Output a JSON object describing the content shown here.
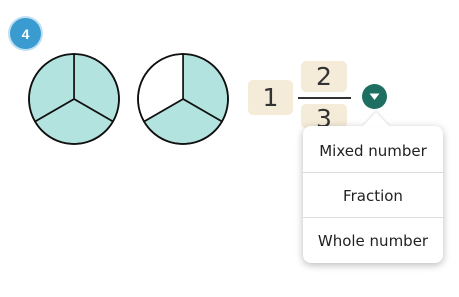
{
  "question": {
    "number": "4"
  },
  "models": {
    "fill_color": "#b3e3de",
    "empty_color": "#ffffff",
    "outline_color": "#111111",
    "circles": [
      {
        "parts": 3,
        "shaded": 3
      },
      {
        "parts": 3,
        "shaded": 2
      }
    ]
  },
  "answer": {
    "whole": "1",
    "numerator": "2",
    "denominator": "3",
    "box_color": "#f5ebd9"
  },
  "dropdown": {
    "toggle_icon": "triangle-down-icon",
    "toggle_color": "#1e6e62",
    "options": [
      "Mixed number",
      "Fraction",
      "Whole number"
    ]
  }
}
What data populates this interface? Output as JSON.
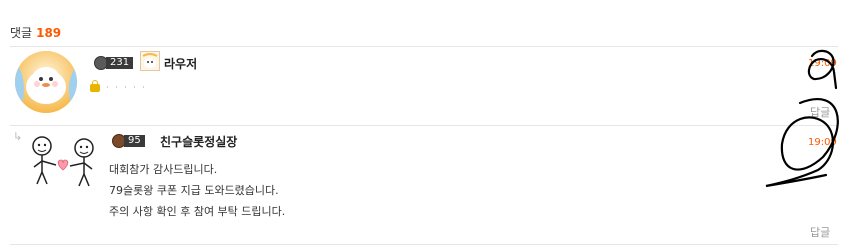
{
  "header": {
    "label": "댓글",
    "count": "189"
  },
  "comments": [
    {
      "level": "231",
      "nickname": "라우저",
      "masked_text": "· · ·  · ·",
      "time": "19:09",
      "reply_label": "답글"
    },
    {
      "level": "95",
      "nickname": "친구슬롯정실장",
      "lines": [
        "대회참가 감사드립니다.",
        "79슬롯왕 쿠폰 지급 도와드렸습니다.",
        "주의 사항 확인 후 참여 부탁 드립니다."
      ],
      "time": "19:09",
      "reply_label": "답글"
    }
  ],
  "colors": {
    "accent": "#ff5a00",
    "annotation": "#000000"
  },
  "icons": {
    "lock": "lock-icon",
    "reply_arrow": "reply-arrow-icon",
    "level_badge": "level-badge-icon"
  }
}
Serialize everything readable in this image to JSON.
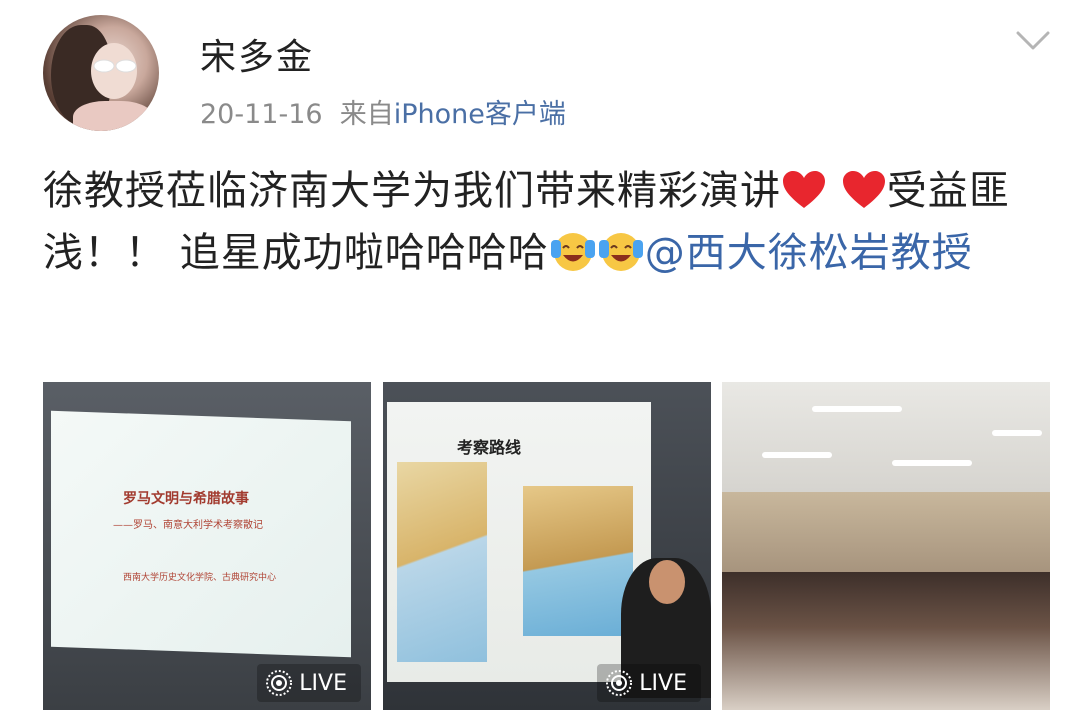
{
  "post": {
    "username": "宋多金",
    "date": "20-11-16",
    "source_prefix": "来自",
    "source": "iPhone客户端",
    "text_part1": "徐教授莅临济南大学为我们带来精彩演讲",
    "text_part2": "受益匪浅！！ 追星成功啦哈哈哈哈",
    "mention": "@西大徐松岩教授"
  },
  "photos": [
    {
      "slide_title": "罗马文明与希腊故事",
      "slide_subtitle": "——罗马、南意大利学术考察散记",
      "slide_org": "西南大学历史文化学院、古典研究中心",
      "live_label": "LIVE"
    },
    {
      "map_title": "考察路线",
      "live_label": "LIVE"
    },
    {}
  ],
  "icons": {
    "expand": "chevron-down-icon",
    "heart": "heart-icon",
    "laugh": "laughing-face-icon",
    "live": "live-photo-icon"
  },
  "colors": {
    "link": "#3a66a8",
    "meta": "#8a8a8a",
    "text": "#222222"
  }
}
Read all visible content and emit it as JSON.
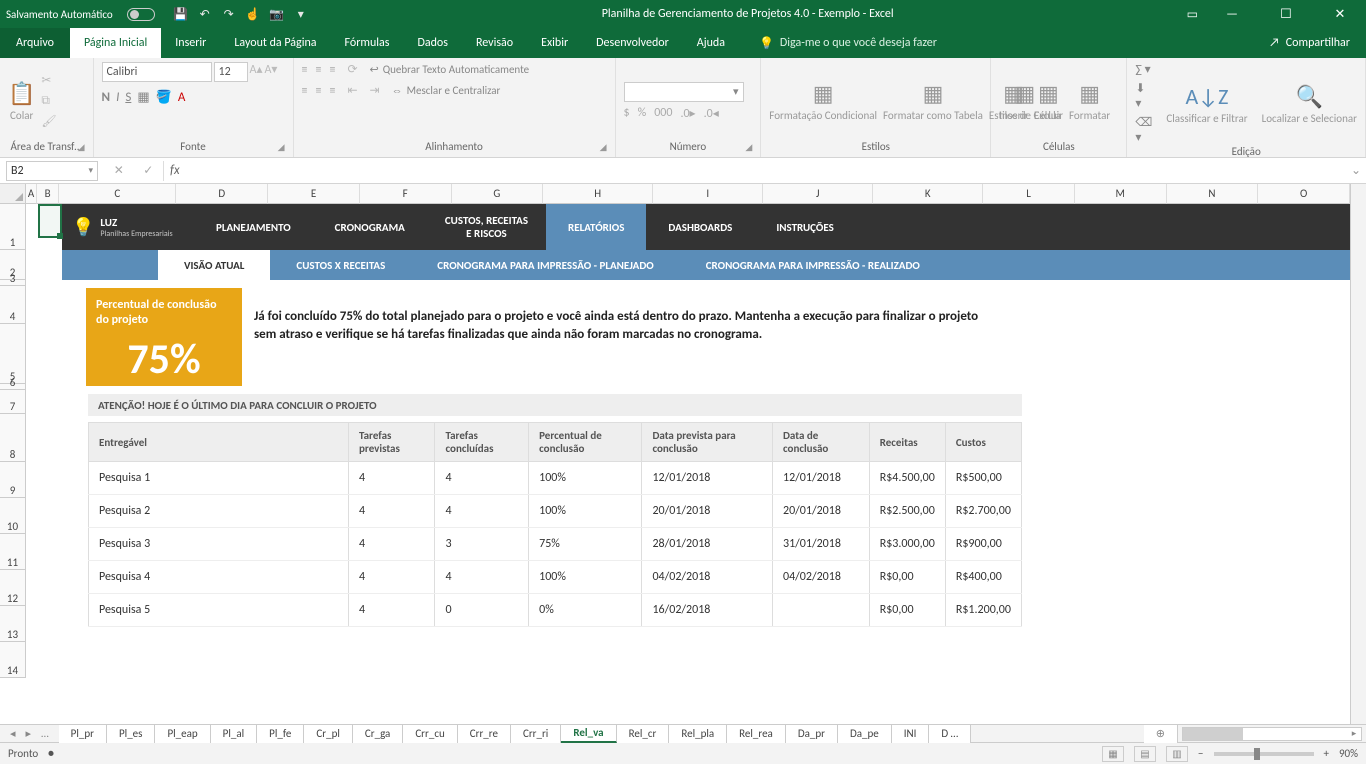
{
  "titlebar": {
    "autosave": "Salvamento Automático",
    "title": "Planilha de Gerenciamento de Projetos 4.0 - Exemplo  -  Excel"
  },
  "menu": {
    "file": "Arquivo",
    "tabs": [
      "Página Inicial",
      "Inserir",
      "Layout da Página",
      "Fórmulas",
      "Dados",
      "Revisão",
      "Exibir",
      "Desenvolvedor",
      "Ajuda"
    ],
    "tellme": "Diga-me o que você deseja fazer",
    "share": "Compartilhar"
  },
  "ribbon": {
    "clipboard": {
      "paste": "Colar",
      "group": "Área de Transf…"
    },
    "font": {
      "name": "Calibri",
      "size": "12",
      "group": "Fonte"
    },
    "alignment": {
      "wrap": "Quebrar Texto Automaticamente",
      "merge": "Mesclar e Centralizar",
      "group": "Alinhamento"
    },
    "number": {
      "group": "Número"
    },
    "styles": {
      "condfmt": "Formatação Condicional",
      "astable": "Formatar como Tabela",
      "cellstyles": "Estilos de Célula",
      "group": "Estilos"
    },
    "cells": {
      "insert": "Inserir",
      "delete": "Excluir",
      "format": "Formatar",
      "group": "Células"
    },
    "editing": {
      "sort": "Classificar e Filtrar",
      "find": "Localizar e Selecionar",
      "group": "Edição"
    }
  },
  "namebox": "B2",
  "columns": [
    "A",
    "B",
    "C",
    "D",
    "E",
    "F",
    "G",
    "H",
    "I",
    "J",
    "K",
    "L",
    "M",
    "N",
    "O"
  ],
  "rows": [
    "1",
    "2",
    "3",
    "4",
    "5",
    "6",
    "7",
    "8",
    "9",
    "10",
    "11",
    "12",
    "13",
    "14"
  ],
  "appnav": {
    "logo": "LUZ",
    "logosub": "Planilhas Empresariais",
    "items": [
      "PLANEJAMENTO",
      "CRONOGRAMA",
      "CUSTOS, RECEITAS E RISCOS",
      "RELATÓRIOS",
      "DASHBOARDS",
      "INSTRUÇÕES"
    ]
  },
  "subnav": [
    "VISÃO ATUAL",
    "CUSTOS X RECEITAS",
    "CRONOGRAMA PARA IMPRESSÃO - PLANEJADO",
    "CRONOGRAMA PARA IMPRESSÃO - REALIZADO"
  ],
  "kpi": {
    "label": "Percentual de conclusão do projeto",
    "value": "75%"
  },
  "kpitext": "Já foi concluído 75% do total planejado para o projeto e você ainda está dentro do prazo. Mantenha a execução para finalizar o projeto sem atraso e verifique se há tarefas finalizadas que ainda não foram marcadas no cronograma.",
  "alert": "ATENÇÃO! HOJE É O ÚLTIMO DIA PARA CONCLUIR O PROJETO",
  "table": {
    "headers": [
      "Entregável",
      "Tarefas previstas",
      "Tarefas concluídas",
      "Percentual de conclusão",
      "Data prevista para conclusão",
      "Data de conclusão",
      "Receitas",
      "Custos"
    ],
    "rows": [
      [
        "Pesquisa 1",
        "4",
        "4",
        "100%",
        "12/01/2018",
        "12/01/2018",
        "R$4.500,00",
        "R$500,00"
      ],
      [
        "Pesquisa 2",
        "4",
        "4",
        "100%",
        "20/01/2018",
        "20/01/2018",
        "R$2.500,00",
        "R$2.700,00"
      ],
      [
        "Pesquisa 3",
        "4",
        "3",
        "75%",
        "28/01/2018",
        "31/01/2018",
        "R$3.000,00",
        "R$900,00"
      ],
      [
        "Pesquisa 4",
        "4",
        "4",
        "100%",
        "04/02/2018",
        "04/02/2018",
        "R$0,00",
        "R$400,00"
      ],
      [
        "Pesquisa 5",
        "4",
        "0",
        "0%",
        "16/02/2018",
        "",
        "R$0,00",
        "R$1.200,00"
      ]
    ]
  },
  "sheettabs": [
    "Pl_pr",
    "Pl_es",
    "Pl_eap",
    "Pl_al",
    "Pl_fe",
    "Cr_pl",
    "Cr_ga",
    "Crr_cu",
    "Crr_re",
    "Crr_ri",
    "Rel_va",
    "Rel_cr",
    "Rel_pla",
    "Rel_rea",
    "Da_pr",
    "Da_pe",
    "INI",
    "D …"
  ],
  "activeSheet": "Rel_va",
  "status": {
    "ready": "Pronto",
    "zoom": "90%"
  }
}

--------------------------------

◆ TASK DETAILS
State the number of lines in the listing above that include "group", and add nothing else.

◆ RESPONSE AREA
7